Tom Lemberg is on a mission to modernize healthcare. As the founder and CEO of Curebase – a decentralized clinical research solution that enables any patient, anywhere to participate in clinical trials at home or in their own community with their own doctor – he is well on his way.
Lemberg, who lives with his wife in San Francisco, grew up in Bloomfield Hills. He graduated from Cranbrook Kingswood before heading to Harvard University where he earned a degree in computer science and molecular and cellular biology.
“Cranbrook was a great place to get a well-rounded education with science and math and other areas as well,” said Lemberg. It also prepared him for college and the real world ahead. “Being a founder and CEO requires a lot of different skills and sensibilities,” he explained. In addition to the subjects he studied in school, he also learned how to work together, which helps him collaborate and direct the people who work for the company.
Curebase has grown to include 80 employees, and the company has received $19 million in funding so far. The software technology and virtual staff allows clinical trial participation and data collection settings almost anywhere – from local clinics to mobile care, telehealth, drive-through sites and more.
Their objective is to accelerate the clinical trial process by 50 percent, increase patient diversity by 50 percent and transform the $50 billion-plus clinical trial market.
“The goal is to enable any patient to be in a clinical trial,” said Lemberg. “With digital technology, you can find one and sign up, just like ordering food or buying car insurance.”
The premise of the streamlined process is both practical and compassionate as Curebase makes it easier for patients and medical personnel to navigate clinical trials that are known for being difficult to access.
In reality, most patients don’t live near a traditional research site.

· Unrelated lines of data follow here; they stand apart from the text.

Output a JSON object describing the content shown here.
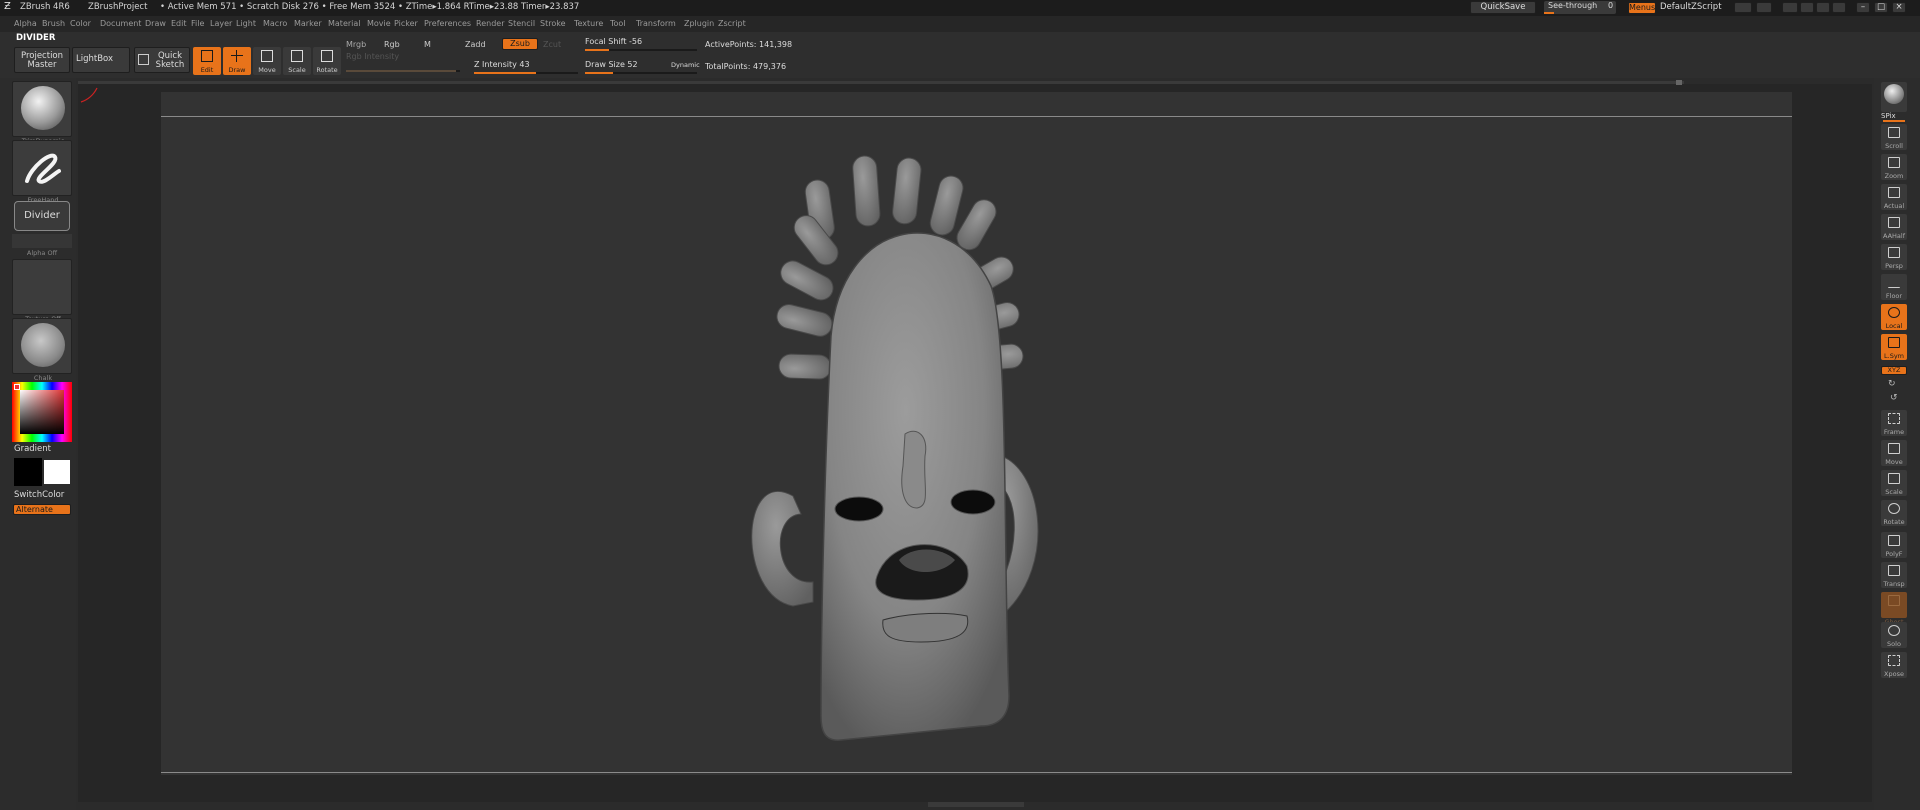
{
  "titlebar": {
    "app_name": "ZBrush 4R6",
    "project": "ZBrushProject",
    "mem_info": "• Active Mem 571 • Scratch Disk 276 • Free Mem 3524 • ZTime▸1.864 RTime▸23.88 Timer▸23.837",
    "quicksave": "QuickSave",
    "see_through_label": "See-through",
    "see_through_value": "0",
    "menus": "Menus",
    "default_script": "DefaultZScript"
  },
  "menubar": {
    "items": [
      "Alpha",
      "Brush",
      "Color",
      "Document",
      "Draw",
      "Edit",
      "File",
      "Layer",
      "Light",
      "Macro",
      "Marker",
      "Material",
      "Movie",
      "Picker",
      "Preferences",
      "Render",
      "Stencil",
      "Stroke",
      "Texture",
      "Tool",
      "Transform",
      "Zplugin",
      "Zscript"
    ]
  },
  "palette_title": "DIVIDER",
  "shelf": {
    "projection_master": "Projection Master",
    "lightbox": "LightBox",
    "quick_sketch": "Quick Sketch",
    "edit": "Edit",
    "draw": "Draw",
    "move": "Move",
    "scale": "Scale",
    "rotate": "Rotate",
    "mrgb": "Mrgb",
    "rgb": "Rgb",
    "m": "M",
    "zadd": "Zadd",
    "zsub": "Zsub",
    "zcut": "Zcut",
    "rgb_intensity": "Rgb Intensity",
    "z_intensity": "Z Intensity 43",
    "focal_shift": "Focal Shift -56",
    "draw_size": "Draw Size 52",
    "dynamic": "Dynamic",
    "active_points": "ActivePoints: 141,398",
    "total_points": "TotalPoints: 479,376"
  },
  "left_tray": {
    "brush_caption": "TrimDynamic",
    "stroke_caption": "FreeHand",
    "divider_button": "Divider",
    "alpha_caption": "Alpha Off",
    "texture_caption": "Texture Off",
    "material_caption": "Chalk",
    "gradient": "Gradient",
    "switch_color": "SwitchColor",
    "alternate": "Alternate"
  },
  "right_tray": {
    "items": [
      "SPix",
      "Scroll",
      "Zoom",
      "Actual",
      "AAHalf",
      "Persp",
      "Floor",
      "Local",
      "L.Sym",
      "XYZ",
      "Frame",
      "Move",
      "Scale",
      "Rotate",
      "PolyF",
      "Transp",
      "Ghost",
      "Solo",
      "Xpose"
    ]
  },
  "colors": {
    "accent": "#e8731a",
    "canvas": "#333333",
    "model": "#8c8c8c"
  }
}
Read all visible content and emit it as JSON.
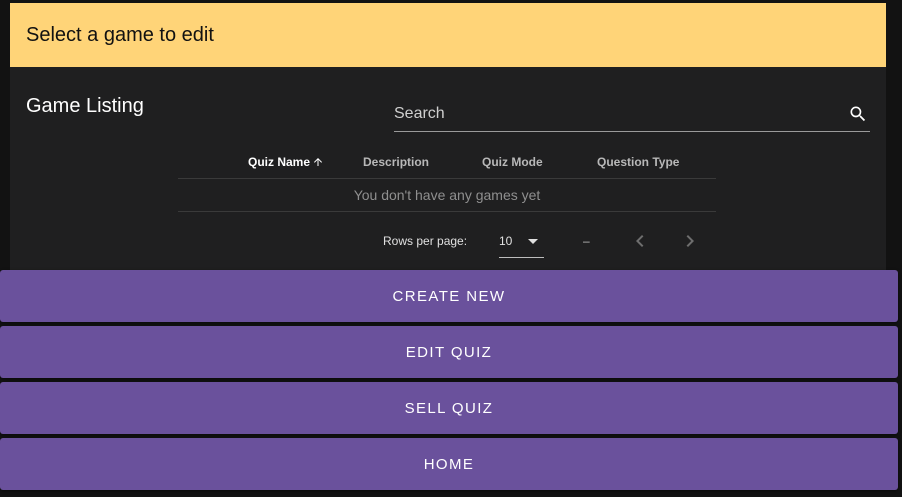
{
  "banner": {
    "text": "Select a game to edit"
  },
  "listing": {
    "title": "Game Listing",
    "search": {
      "placeholder": "Search",
      "value": ""
    },
    "columns": [
      "Quiz Name",
      "Description",
      "Quiz Mode",
      "Question Type"
    ],
    "sorted_column": "Quiz Name",
    "empty_message": "You don't have any games yet",
    "pagination": {
      "rows_per_page_label": "Rows per page:",
      "rows_per_page": "10",
      "range": "–"
    }
  },
  "actions": {
    "create_new": "CREATE NEW",
    "edit_quiz": "EDIT QUIZ",
    "sell_quiz": "SELL QUIZ",
    "home": "HOME"
  },
  "colors": {
    "banner": "#ffd478",
    "panel": "#1f1f20",
    "button": "#6a519c",
    "background": "#121212"
  },
  "icons": [
    "search-icon",
    "arrow-up-icon",
    "chevron-down-icon",
    "chevron-left-icon",
    "chevron-right-icon"
  ]
}
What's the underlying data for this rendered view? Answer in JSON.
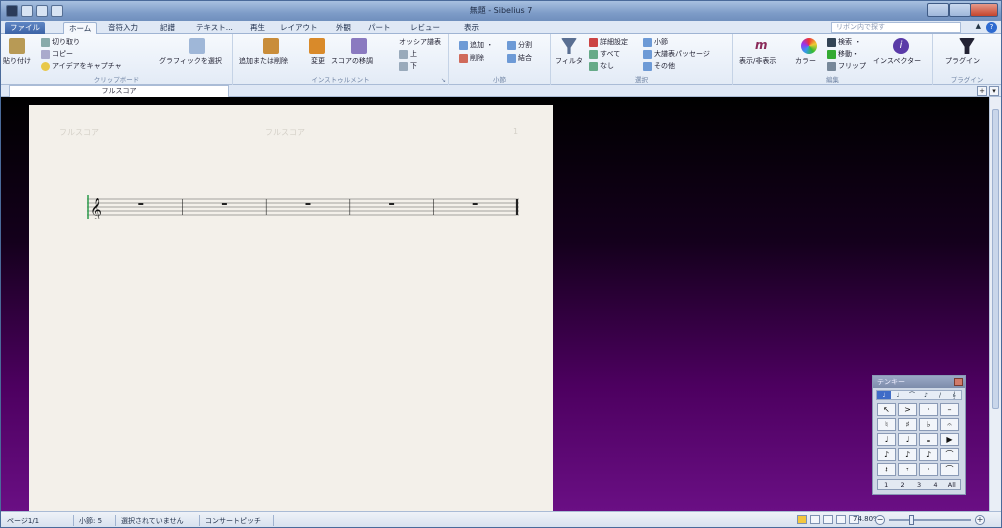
{
  "window": {
    "title": "無題 - Sibelius 7"
  },
  "ribbon_tabs": [
    "ファイル",
    "ホーム",
    "音符入力",
    "記譜",
    "テキスト...",
    "再生",
    "レイアウト",
    "外観",
    "パート",
    "レビュー",
    "表示"
  ],
  "ribbon_search_placeholder": "リボン内で探す",
  "groups": {
    "clipboard": {
      "label": "クリップボード",
      "paste": "貼り付け",
      "cut": "切り取り",
      "copy": "コピー",
      "capture": "アイデアをキャプチャ",
      "select_graphic": "グラフィックを選択"
    },
    "instruments": {
      "label": "インストゥルメント",
      "add_remove": "追加または削除",
      "change": "変更",
      "transpose": "スコアの移調",
      "ossia": "オッシア譜表",
      "up": "上",
      "down": "下"
    },
    "bars": {
      "label": "小節",
      "add": "追加 ・",
      "split": "分割",
      "delete": "削除",
      "join": "結合"
    },
    "select": {
      "label": "選択",
      "filter": "フィルタ",
      "advanced": "詳細設定",
      "all": "すべて",
      "none": "なし",
      "bar": "小節",
      "system_passage": "大譜表パッセージ",
      "other": "その他"
    },
    "edit": {
      "label": "編集",
      "show_hide": "表示/非表示",
      "color": "カラー",
      "find": "検索 ・",
      "goto": "移動・",
      "flip": "フリップ",
      "inspector": "インスペクター"
    },
    "plugins": {
      "label": "プラグイン",
      "plugins": "プラグイン"
    }
  },
  "document_tab": "フルスコア",
  "score": {
    "header_left": "フルスコア",
    "header_center": "フルスコア",
    "page_number": "1",
    "clef": "𝄞",
    "bars": 5
  },
  "keypad": {
    "title": "テンキー",
    "tabs": [
      "♩",
      "♩",
      "⌒",
      "♪",
      "/",
      "𝄞"
    ],
    "keys": [
      "↖",
      ">",
      "·",
      "–",
      "♮",
      "♯",
      "♭",
      "𝄐",
      "♩",
      "♩",
      "𝅝",
      "▶",
      "♪",
      "♪",
      "♪",
      "⌒",
      "𝄽",
      "𝄾",
      "·",
      "⌒"
    ],
    "layouts": [
      "1",
      "2",
      "3",
      "4",
      "All"
    ]
  },
  "status": {
    "page": "ページ1/1",
    "bar": "小節: 5",
    "selection": "選択されていません",
    "pitch": "コンサートピッチ",
    "zoom": "74.80%"
  },
  "colors": {
    "accent": "#3f6cc7",
    "canvas_bottom": "#6a0f84"
  }
}
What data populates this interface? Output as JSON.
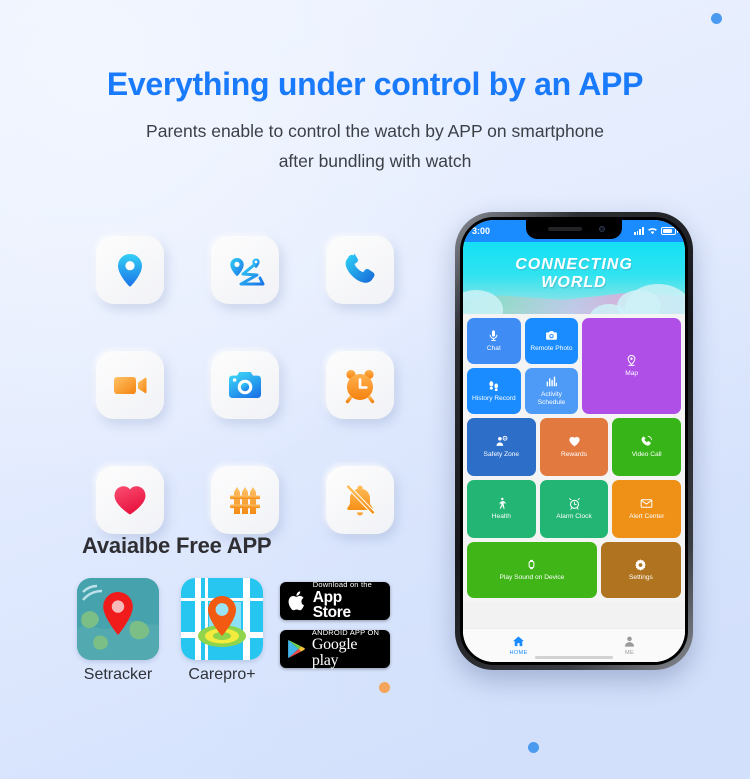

With decentralized clinical trials, the research can reach a patient at home or in medical settings like a doctor’s office in their own community. “A lot of steps can be done at home, like telemedicine and sending kits to people,” Lemberg said.
Curebase has run over 60 studies with more than 60,000 patients, including COVID diagnostic trials during the pandemic. People often hear about the company through advocacy groups and online communities.
Lemberg felt he could make a unique contribution to the industry with his computer software and science background. “I’ve been programming my whole life. It came naturally to me,” he said. “I really wanted to do something impactful that affects peoples’ lives.”
The benefits are multifaceted. “We try to make clinical trials that anyone, anywhere, can participate in and increase diversity and bring new drugs to market faster,” said Lemberg, who started the company in 2017. “I’m really proud that we’ve had more diversity than the industry average.”
He and his company have received many accolades for their efforts. In 2022, Lemberg was named one of Forbes 30 under 30 for making positive global change in healthcare. “It helps me grow the business and get our name out there,” he said.
As for what his future may hold, Lemberg hopes to grow the company to run thousands of clinical trials. His motivation is the participants. “We apply software technology to problems that are important to people’s well-being,” he said. “I want to change people’s lives.”
Story: Jeanine Matlow